BY MEGAN D’ANDREIS
To stand out from the crowd, you must first become part of it. Creatives in Toronto have become so common that the only way to stand out is to extend your connections in this constantly growing industry.
“Some people are gems and we try to find them and make friends with them. It’s usually easy because it’s just a mutual love for the art. After hanging out with us for long enough, they see that we are motivated by the music,” says Martin.
Other than hosting the events, OUTTALINE offers a variety of creative services such as music videos, video editing, photography, graphic design, production, studio rental, fashion production and mixing/mastering of beats.
At Volume, they get in house video footage and photography of the performances. Not only for their own promotions and use, but for artists to use for promotions personal growth.
Martin explains how Volume has helped a lot of artists gain attention and booking agents.
“A big thing labels look for is concert footage. They need to see what their music does to a crowd in a large setting. So we’ll get footage of the event for us, but also for artists to put in their press kits.”
He speaks for everyone at OUTTALINE by saying “we just want to see all of these guys succeed.”
Currently, there are six members of OUTTALINE who all have different areas of specialties. While Conor Dunner and Peter Winarski are the founders, Conor deals with the business and finance side of OUTTALINE. Gavin Martin, Edmund Green, and Peter deal with logistics and audio, while Justin Martin and Kevin Fall are responsible for content creation and creative/ art direction.
Outtaline Studios is run by Justin Martin along with Kevin Fall and features a range of products that both Martin and Fall create.
“Products can range from clothes to videos to really anything.
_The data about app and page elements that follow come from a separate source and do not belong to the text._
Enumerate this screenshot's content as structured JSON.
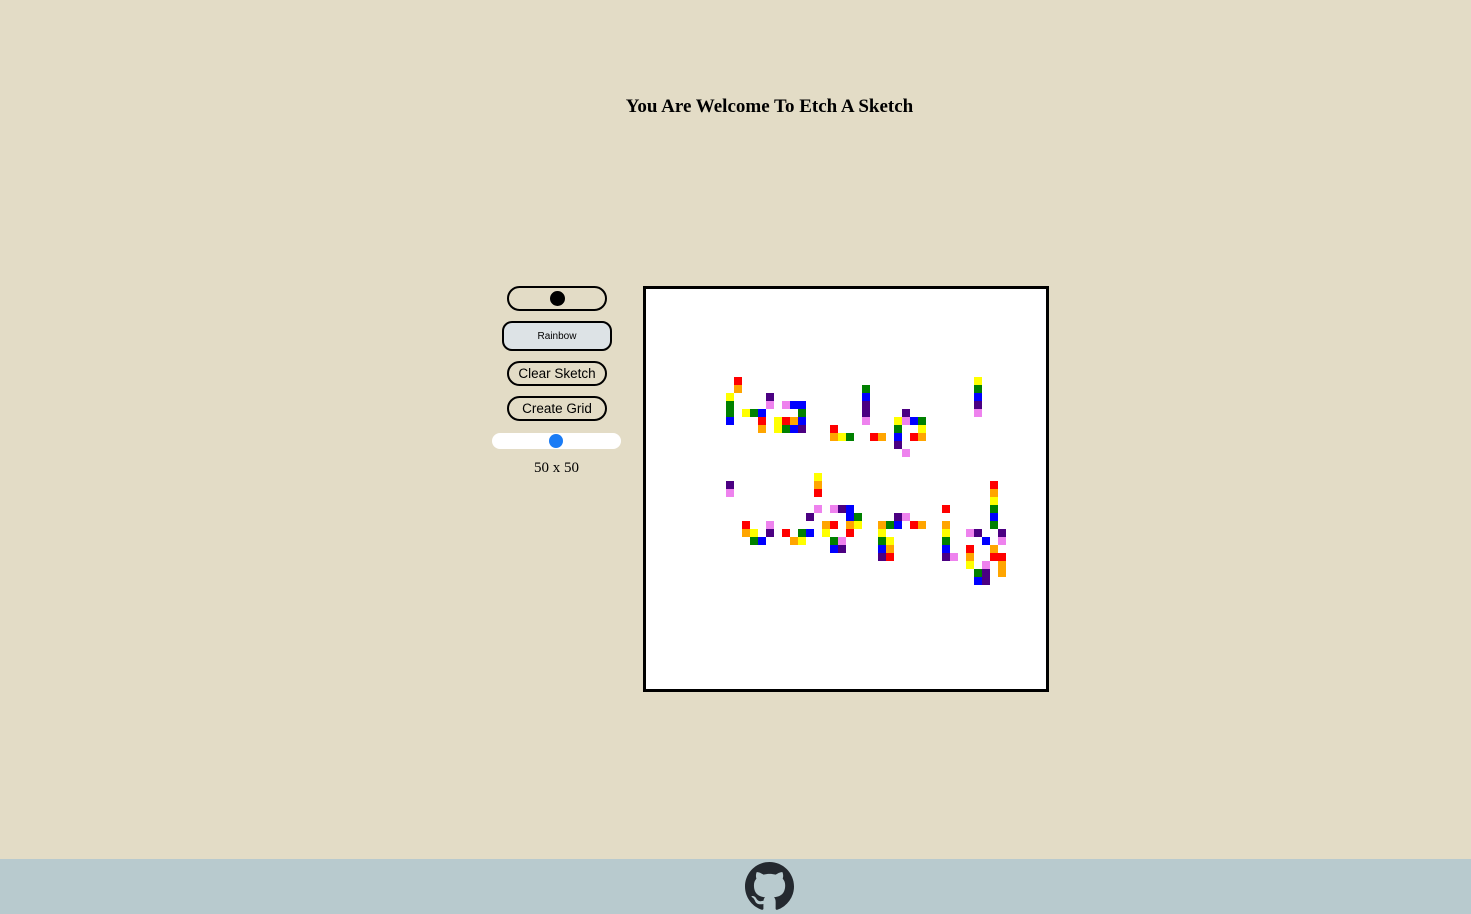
{
  "header": {
    "title": "You Are Welcome To Etch A Sketch"
  },
  "controls": {
    "color_picker_value": "#000000",
    "rainbow_label": "Rainbow",
    "clear_label": "Clear Sketch",
    "create_label": "Create Grid",
    "grid_size": 50,
    "grid_size_min": 1,
    "grid_size_max": 100,
    "grid_size_label": "50 x 50"
  },
  "sketch": {
    "palette": {
      "r": "#ff0000",
      "o": "#ffa500",
      "y": "#ffff00",
      "g": "#008000",
      "b": "#0000ff",
      "i": "#4b0082",
      "v": "#ee82ee"
    },
    "rows": {
      "11": [
        [
          11,
          "r"
        ],
        [
          41,
          "y"
        ]
      ],
      "12": [
        [
          11,
          "o"
        ],
        [
          41,
          "g"
        ],
        [
          27,
          "g"
        ]
      ],
      "13": [
        [
          10,
          "y"
        ],
        [
          15,
          "i"
        ],
        [
          41,
          "b"
        ],
        [
          27,
          "b"
        ]
      ],
      "14": [
        [
          10,
          "g"
        ],
        [
          15,
          "v"
        ],
        [
          17,
          "v"
        ],
        [
          18,
          "b"
        ],
        [
          19,
          "b"
        ],
        [
          41,
          "i"
        ],
        [
          27,
          "i"
        ]
      ],
      "15": [
        [
          10,
          "g"
        ],
        [
          12,
          "y"
        ],
        [
          13,
          "g"
        ],
        [
          14,
          "b"
        ],
        [
          19,
          "g"
        ],
        [
          41,
          "v"
        ],
        [
          27,
          "i"
        ],
        [
          32,
          "i"
        ]
      ],
      "16": [
        [
          10,
          "b"
        ],
        [
          14,
          "r"
        ],
        [
          16,
          "y"
        ],
        [
          17,
          "r"
        ],
        [
          18,
          "o"
        ],
        [
          19,
          "b"
        ],
        [
          27,
          "v"
        ],
        [
          31,
          "y"
        ],
        [
          32,
          "v"
        ],
        [
          33,
          "b"
        ],
        [
          34,
          "g"
        ]
      ],
      "17": [
        [
          14,
          "o"
        ],
        [
          16,
          "y"
        ],
        [
          17,
          "g"
        ],
        [
          18,
          "b"
        ],
        [
          19,
          "i"
        ],
        [
          23,
          "r"
        ],
        [
          31,
          "g"
        ],
        [
          34,
          "y"
        ]
      ],
      "18": [
        [
          23,
          "o"
        ],
        [
          24,
          "y"
        ],
        [
          25,
          "g"
        ],
        [
          28,
          "r"
        ],
        [
          29,
          "o"
        ],
        [
          31,
          "b"
        ],
        [
          33,
          "r"
        ],
        [
          34,
          "o"
        ]
      ],
      "19": [
        [
          31,
          "i"
        ]
      ],
      "20": [
        [
          32,
          "v"
        ]
      ],
      "23": [
        [
          21,
          "y"
        ]
      ],
      "24": [
        [
          10,
          "i"
        ],
        [
          21,
          "o"
        ],
        [
          43,
          "r"
        ]
      ],
      "25": [
        [
          10,
          "v"
        ],
        [
          21,
          "r"
        ],
        [
          43,
          "o"
        ]
      ],
      "26": [
        [
          43,
          "y"
        ]
      ],
      "27": [
        [
          21,
          "v"
        ],
        [
          23,
          "v"
        ],
        [
          24,
          "i"
        ],
        [
          25,
          "b"
        ],
        [
          37,
          "r"
        ],
        [
          43,
          "g"
        ]
      ],
      "28": [
        [
          20,
          "i"
        ],
        [
          25,
          "b"
        ],
        [
          26,
          "g"
        ],
        [
          31,
          "i"
        ],
        [
          32,
          "v"
        ],
        [
          43,
          "b"
        ]
      ],
      "29": [
        [
          12,
          "r"
        ],
        [
          15,
          "v"
        ],
        [
          22,
          "o"
        ],
        [
          23,
          "r"
        ],
        [
          25,
          "o"
        ],
        [
          26,
          "y"
        ],
        [
          29,
          "o"
        ],
        [
          30,
          "g"
        ],
        [
          31,
          "b"
        ],
        [
          33,
          "r"
        ],
        [
          34,
          "o"
        ],
        [
          37,
          "o"
        ],
        [
          43,
          "g"
        ]
      ],
      "30": [
        [
          12,
          "o"
        ],
        [
          13,
          "y"
        ],
        [
          15,
          "i"
        ],
        [
          17,
          "r"
        ],
        [
          19,
          "g"
        ],
        [
          20,
          "b"
        ],
        [
          22,
          "y"
        ],
        [
          25,
          "r"
        ],
        [
          29,
          "y"
        ],
        [
          37,
          "y"
        ],
        [
          40,
          "v"
        ],
        [
          41,
          "i"
        ],
        [
          44,
          "i"
        ]
      ],
      "31": [
        [
          13,
          "g"
        ],
        [
          14,
          "b"
        ],
        [
          18,
          "o"
        ],
        [
          19,
          "y"
        ],
        [
          23,
          "g"
        ],
        [
          24,
          "v"
        ],
        [
          29,
          "g"
        ],
        [
          30,
          "y"
        ],
        [
          37,
          "g"
        ],
        [
          42,
          "b"
        ],
        [
          44,
          "v"
        ]
      ],
      "32": [
        [
          23,
          "b"
        ],
        [
          24,
          "i"
        ],
        [
          29,
          "b"
        ],
        [
          30,
          "o"
        ],
        [
          37,
          "b"
        ],
        [
          40,
          "r"
        ],
        [
          43,
          "o"
        ]
      ],
      "33": [
        [
          29,
          "i"
        ],
        [
          30,
          "r"
        ],
        [
          37,
          "i"
        ],
        [
          38,
          "v"
        ],
        [
          40,
          "o"
        ],
        [
          43,
          "r"
        ],
        [
          44,
          "r"
        ]
      ],
      "34": [
        [
          40,
          "y"
        ],
        [
          42,
          "v"
        ],
        [
          44,
          "o"
        ]
      ],
      "35": [
        [
          41,
          "g"
        ],
        [
          42,
          "i"
        ],
        [
          44,
          "o"
        ]
      ],
      "36": [
        [
          41,
          "b"
        ],
        [
          42,
          "i"
        ]
      ]
    }
  }
}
Between us, our skillset is wide.”
Right now, their products are targeted towards those in their early to mid twenties. “I want to make my stuff cool but also appealing to an older audience,” says Martin.
Martin and Fall make products that are minimal but have detail. Currently, they are only making one or two pieces at a time so there are never multiple of the same item. They typically visit a thrift store and create something out of used fabric.
“We go to the thrift store and pay three dollars for a massive curtain and get a shirt or two out of it,” says Martin.
From track pants to a jacket with a freezer bag collar, the limit to their creativity is endless.
Martin and Fall are generally self-taught in this field. “My mom taught me a thing or two, and my grandma taught me a thing or two. From there, I was YouTubing everything.”
Martin offers advice to people looking to join the creative community. He explains that you need to be prepared to put the time and energy into it. Between acquiring the skill set, showcasing your work and networking, it can be a long process.
“Don’t do it unless you really want to do it. You need to be prepared to do this for a long time before being able to sustain a living off this stuff and the only way to do that is to be motivated by your own love to do it,” he says.
It can be challenging to remain confident in the creative industry. People are constantly promoting their work and showcasing their talent. However, Martin reminds people not to be intimidated by other people.
“Just get better at your own work. The only person who you should be in competition with is yourself.”
He says that even he is guilty of this every now and then. “’I’ll look at peoples work think they are beating me. But there is no like finish line to this stuff. No one is beating each other.”
If u are passionate about the arts and you’re willing to do the work, the creative community can be an uplifting environment to be a part of.
“Be prepared. Other than that, go for it dude,” Martin adds.